Energy-from-waste plants produce air pollution control (APC) residues – hazardous wastes that have proved difficult to treat and dispose of in accordance with the specifications of EU legislation – and the amount of these is set to increase as additional waste is diverted from landfill to energy recovery. Finally, construction and demolition projects such as the Olympics site generated large quantities of contaminated soils that still go predominantly to landfill.
The need for new infrastructure
As part of the hazardous waste strategy, Defra identifies types of hazardous waste treatment facility for which there is a current or predicted shortfall in capacity. These are treatment facilities for APC residues and flat screen monitors; plant for the washing and bio-remediation of contaminated soils; disposal facilities for mercury; additional infrastructure for the treatment of WEEE; recycling of NiCd and lithium batteries; thermal desorption of oily sludges and filter cakes; oil regeneration; and processing of insulation foams containing ozone depleting substances.
The Government will seek to encourage the development of these facilities, e.g. through the planning system.
Scope of hazardous waste regulation
Waste duty of care
Most hazardous wastes fall within the scope of controlled waste regulations. Controlled waste is defined as household, commercial and industrial waste, including non-natural wastes from agriculture and mining. It excludes animal byproducts, radioactive waste, gaseous emissions and liquid effluents, which are regulated under separate legislation. All controlled waste is subject to the general Waste Duty of Care, which places a responsibility on waste holders to ensure that their waste does not cause harm to human health or the environment, even once it is outside their control. Producers of hazardous waste must take particular care to ensure that their waste is treated or disposed of at a site that holds an appropriate environmental permit for hazardous waste.
Hazardous Waste Regulations
The statutory definition of hazardous waste is found in the Hazardous Waste (England and Wales) Regulations 2005. In essence, a hazardous waste is one that is marked with an asterisk on the European Waste Catalogue, a comprehensive list of waste streams drawn up by the European Commission. Waste will only be hazardous if it possesses one of 15 hazardous properties.
Anyone producing more than 500kg per annum of hazardous waste must notify the Environment Agency or the Scottish Environment Protection Agency (SEPA). Shipments of hazardous waste must be accompanied by a hazardous waste consignment note.
Wastes comprising of, or containing, hazardous chemicals are subject to the same health and safety legislation as any other hazardous substances. This includes the Control of Substances Hazardous to Health Regulations 2002 (COSHH), the Control of Asbestos Regulations 2012 and fire safety legislation.
Where hazardous waste is transported by road, the Agreement Concerning the International Carriage of Dangerous Goods by Road (ADR) (the EU regulation on the transport of dangerous goods by road) may apply.

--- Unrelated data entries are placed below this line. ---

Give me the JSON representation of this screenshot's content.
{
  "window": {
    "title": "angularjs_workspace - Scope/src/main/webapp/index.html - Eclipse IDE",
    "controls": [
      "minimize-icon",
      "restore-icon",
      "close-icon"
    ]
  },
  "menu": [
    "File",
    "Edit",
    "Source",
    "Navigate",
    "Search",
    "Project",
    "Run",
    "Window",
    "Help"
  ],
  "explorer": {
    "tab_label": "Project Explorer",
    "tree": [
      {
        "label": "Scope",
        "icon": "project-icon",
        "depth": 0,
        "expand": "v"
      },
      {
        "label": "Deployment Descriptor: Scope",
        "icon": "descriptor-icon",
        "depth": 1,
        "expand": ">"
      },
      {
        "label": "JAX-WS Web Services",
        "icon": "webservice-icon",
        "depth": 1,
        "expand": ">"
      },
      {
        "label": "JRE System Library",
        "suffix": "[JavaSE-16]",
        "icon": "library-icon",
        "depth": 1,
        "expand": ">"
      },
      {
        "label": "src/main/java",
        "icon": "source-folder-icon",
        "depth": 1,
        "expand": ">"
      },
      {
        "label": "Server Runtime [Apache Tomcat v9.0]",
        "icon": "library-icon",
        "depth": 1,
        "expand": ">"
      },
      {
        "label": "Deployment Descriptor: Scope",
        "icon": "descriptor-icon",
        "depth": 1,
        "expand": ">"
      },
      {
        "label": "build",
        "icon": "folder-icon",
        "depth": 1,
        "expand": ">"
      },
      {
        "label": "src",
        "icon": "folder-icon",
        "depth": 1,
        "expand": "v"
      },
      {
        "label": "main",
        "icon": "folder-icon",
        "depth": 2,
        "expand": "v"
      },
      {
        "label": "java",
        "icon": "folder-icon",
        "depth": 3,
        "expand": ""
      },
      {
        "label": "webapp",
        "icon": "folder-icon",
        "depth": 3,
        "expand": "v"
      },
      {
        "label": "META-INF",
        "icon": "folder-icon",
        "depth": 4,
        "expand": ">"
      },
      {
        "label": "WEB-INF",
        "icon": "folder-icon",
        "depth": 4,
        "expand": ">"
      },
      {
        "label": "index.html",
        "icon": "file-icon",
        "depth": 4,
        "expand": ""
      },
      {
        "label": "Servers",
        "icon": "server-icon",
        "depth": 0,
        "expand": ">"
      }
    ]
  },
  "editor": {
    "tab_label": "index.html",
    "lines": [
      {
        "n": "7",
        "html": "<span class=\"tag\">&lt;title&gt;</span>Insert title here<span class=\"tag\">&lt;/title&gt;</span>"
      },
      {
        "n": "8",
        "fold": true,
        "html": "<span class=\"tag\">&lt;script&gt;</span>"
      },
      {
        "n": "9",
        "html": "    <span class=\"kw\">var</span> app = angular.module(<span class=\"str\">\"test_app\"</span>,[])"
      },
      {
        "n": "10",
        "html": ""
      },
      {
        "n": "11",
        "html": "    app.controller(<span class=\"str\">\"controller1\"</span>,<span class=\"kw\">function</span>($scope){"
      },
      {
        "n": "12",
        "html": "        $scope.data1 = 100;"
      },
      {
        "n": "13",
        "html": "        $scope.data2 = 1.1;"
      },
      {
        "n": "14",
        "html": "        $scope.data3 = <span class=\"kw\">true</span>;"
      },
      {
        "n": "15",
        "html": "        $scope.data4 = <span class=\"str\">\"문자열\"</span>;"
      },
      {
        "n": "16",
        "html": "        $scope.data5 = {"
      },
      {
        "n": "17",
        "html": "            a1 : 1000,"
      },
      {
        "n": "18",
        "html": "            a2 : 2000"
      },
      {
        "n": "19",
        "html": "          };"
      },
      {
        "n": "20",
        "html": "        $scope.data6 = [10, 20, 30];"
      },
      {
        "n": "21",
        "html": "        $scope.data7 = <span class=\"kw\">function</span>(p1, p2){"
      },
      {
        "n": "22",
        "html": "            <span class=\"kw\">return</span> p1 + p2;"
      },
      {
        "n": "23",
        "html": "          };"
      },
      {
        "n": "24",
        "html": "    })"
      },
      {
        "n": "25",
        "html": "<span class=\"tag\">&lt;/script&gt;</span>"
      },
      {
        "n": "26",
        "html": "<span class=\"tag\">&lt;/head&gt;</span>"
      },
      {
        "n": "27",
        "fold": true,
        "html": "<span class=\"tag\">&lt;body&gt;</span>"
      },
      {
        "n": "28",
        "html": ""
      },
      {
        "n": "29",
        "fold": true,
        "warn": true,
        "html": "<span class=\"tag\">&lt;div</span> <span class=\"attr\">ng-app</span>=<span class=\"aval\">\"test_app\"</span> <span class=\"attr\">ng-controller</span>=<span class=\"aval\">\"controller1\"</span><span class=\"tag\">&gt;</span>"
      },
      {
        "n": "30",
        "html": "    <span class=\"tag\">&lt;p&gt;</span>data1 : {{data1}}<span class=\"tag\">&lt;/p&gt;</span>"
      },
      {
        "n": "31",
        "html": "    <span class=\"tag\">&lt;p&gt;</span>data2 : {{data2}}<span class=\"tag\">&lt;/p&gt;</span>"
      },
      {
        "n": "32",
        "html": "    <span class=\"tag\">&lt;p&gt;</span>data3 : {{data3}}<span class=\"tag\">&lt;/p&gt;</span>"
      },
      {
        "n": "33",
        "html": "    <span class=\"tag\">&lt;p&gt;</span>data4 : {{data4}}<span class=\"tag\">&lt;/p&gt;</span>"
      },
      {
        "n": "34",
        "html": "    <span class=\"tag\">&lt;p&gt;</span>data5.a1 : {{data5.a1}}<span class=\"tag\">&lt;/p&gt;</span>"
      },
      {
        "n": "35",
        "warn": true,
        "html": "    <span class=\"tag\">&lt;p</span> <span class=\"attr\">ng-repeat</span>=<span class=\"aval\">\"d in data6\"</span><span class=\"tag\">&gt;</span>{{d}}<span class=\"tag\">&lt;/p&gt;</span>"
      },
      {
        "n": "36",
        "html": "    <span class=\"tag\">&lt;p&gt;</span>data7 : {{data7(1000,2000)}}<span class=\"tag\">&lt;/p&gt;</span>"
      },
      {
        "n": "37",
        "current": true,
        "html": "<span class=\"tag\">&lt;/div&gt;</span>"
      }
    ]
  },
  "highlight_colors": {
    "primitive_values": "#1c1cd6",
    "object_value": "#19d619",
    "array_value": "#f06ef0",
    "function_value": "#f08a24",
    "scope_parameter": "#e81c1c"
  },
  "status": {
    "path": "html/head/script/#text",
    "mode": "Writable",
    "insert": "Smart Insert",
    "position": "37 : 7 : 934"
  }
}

All wastes, whether hazardous or not, may only be transported by a carrier registered with the Environment Agency or SEPA. If a vehicle carrying hazardous waste is involved in an accident and pollution of land or water results, this could well qualify as “environmental damage” under the Environmental Damage (Prevention and Remediation) Regulations 2009.